The message of new prisons providing the answer to all our problems has been repeated ad nauseam. New Labour embarked on a massive prison-building programme with exactly the same message that was trotted out in the Spending Review today – that new buildings will solve all our problems. Labour even looked at selling off Victorian prisons but found it too complicated as land ownership is opaque. It is no surprise that, despite trumpeting the sell-off of Victorian prisons, the one that was announced was in fact a jail totally rebuilt in the 1980s, Holloway.

The heart of the problem is that too many people are sent to prison, both on remand and under sentence. Some 70 per cent of the people remanded to prison by magistrates do not get a prison sentence and tens of thousands get sentenced to a few weeks or months. An erroneous diagnosis of the problem has led to expensive and ineffective policy responses. I am disappointed that yet again the Ministry of Justice is apparently embarking on expansion instead of stemming the flow into the system.

A welcome announcement is the court closure programme and investment in technology. Perhaps, in the end, fewer courts will choke the flow of people into the system, but I am not optimistic.

It is so seductive for well-meaning ministers to want to sort out people’s lives. But this is not the way to do it. Homeless people stealing because they are hungry (yes, it is happening more and more) are taking up police and court time and ending up in prison. We all know that mentally ill people comprise a substantial proportion of the prison population. It is cheaper, kinder and more efficacious to invest in front line services that prevent much of the crime that triggers a criminal justice intervention.

That does leave a cohort of men who have committed serious and violent crime and will be held in custody for public safety reasons. This is where I agree with recent announcements that prison needs to be transformed. The Howard League has developed a plan for this, allowing long-term prisoners to work and earn a real wage.

The spending review was an opportunity to do something different and to move away from repeating the mistakes of the past.
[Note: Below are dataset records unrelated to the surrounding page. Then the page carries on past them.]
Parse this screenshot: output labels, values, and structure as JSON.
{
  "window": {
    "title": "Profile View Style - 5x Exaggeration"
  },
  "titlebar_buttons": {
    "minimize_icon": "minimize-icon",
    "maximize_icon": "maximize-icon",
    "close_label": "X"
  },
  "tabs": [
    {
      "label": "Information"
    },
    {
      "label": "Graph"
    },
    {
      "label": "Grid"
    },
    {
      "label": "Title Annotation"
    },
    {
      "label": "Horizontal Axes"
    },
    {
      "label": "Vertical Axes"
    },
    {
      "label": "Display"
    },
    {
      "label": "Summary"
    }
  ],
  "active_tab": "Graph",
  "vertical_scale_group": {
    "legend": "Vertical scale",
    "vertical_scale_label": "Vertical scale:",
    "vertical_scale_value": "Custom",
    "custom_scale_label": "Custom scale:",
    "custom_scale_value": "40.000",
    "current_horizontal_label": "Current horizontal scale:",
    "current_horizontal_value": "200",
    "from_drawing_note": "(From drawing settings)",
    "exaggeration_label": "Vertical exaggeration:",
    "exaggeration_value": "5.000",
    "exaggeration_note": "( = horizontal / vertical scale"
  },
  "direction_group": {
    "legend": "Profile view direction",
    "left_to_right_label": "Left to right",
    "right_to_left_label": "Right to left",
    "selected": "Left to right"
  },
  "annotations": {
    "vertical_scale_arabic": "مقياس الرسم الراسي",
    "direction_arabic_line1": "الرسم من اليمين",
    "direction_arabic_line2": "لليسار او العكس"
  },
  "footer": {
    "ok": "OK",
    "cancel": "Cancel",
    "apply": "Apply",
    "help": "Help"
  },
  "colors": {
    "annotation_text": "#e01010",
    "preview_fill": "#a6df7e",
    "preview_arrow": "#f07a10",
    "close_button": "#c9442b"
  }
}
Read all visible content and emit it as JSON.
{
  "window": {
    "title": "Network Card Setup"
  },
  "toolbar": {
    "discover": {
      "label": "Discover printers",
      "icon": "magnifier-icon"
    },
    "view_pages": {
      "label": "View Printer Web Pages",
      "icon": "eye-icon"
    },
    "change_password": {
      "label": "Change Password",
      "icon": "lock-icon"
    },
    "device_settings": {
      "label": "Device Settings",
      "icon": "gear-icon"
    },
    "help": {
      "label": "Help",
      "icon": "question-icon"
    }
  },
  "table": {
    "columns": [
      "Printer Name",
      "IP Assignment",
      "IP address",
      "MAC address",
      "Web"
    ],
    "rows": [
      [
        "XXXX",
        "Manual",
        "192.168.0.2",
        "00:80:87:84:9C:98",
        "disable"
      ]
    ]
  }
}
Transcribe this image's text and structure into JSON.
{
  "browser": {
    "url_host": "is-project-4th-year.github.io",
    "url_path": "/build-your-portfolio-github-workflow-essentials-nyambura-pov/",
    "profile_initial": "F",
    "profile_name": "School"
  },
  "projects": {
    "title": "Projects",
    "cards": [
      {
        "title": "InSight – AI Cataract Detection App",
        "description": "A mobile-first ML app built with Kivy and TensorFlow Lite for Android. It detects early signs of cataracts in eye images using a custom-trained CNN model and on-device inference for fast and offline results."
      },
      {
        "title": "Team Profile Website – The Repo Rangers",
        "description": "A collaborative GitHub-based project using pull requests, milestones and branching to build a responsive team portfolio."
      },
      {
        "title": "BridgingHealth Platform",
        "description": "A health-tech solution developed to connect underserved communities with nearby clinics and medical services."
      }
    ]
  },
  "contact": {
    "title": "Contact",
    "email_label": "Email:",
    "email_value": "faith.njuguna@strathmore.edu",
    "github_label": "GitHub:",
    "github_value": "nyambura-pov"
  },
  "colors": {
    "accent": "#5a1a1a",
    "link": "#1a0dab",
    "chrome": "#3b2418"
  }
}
There is still time; we have a radical Justice Secretary whose rhetoric is redemptive and compassionate. I hope that he has the courage of these convictions.

Frances Crook is the Chief Executive of the Howard League for Penal Reform.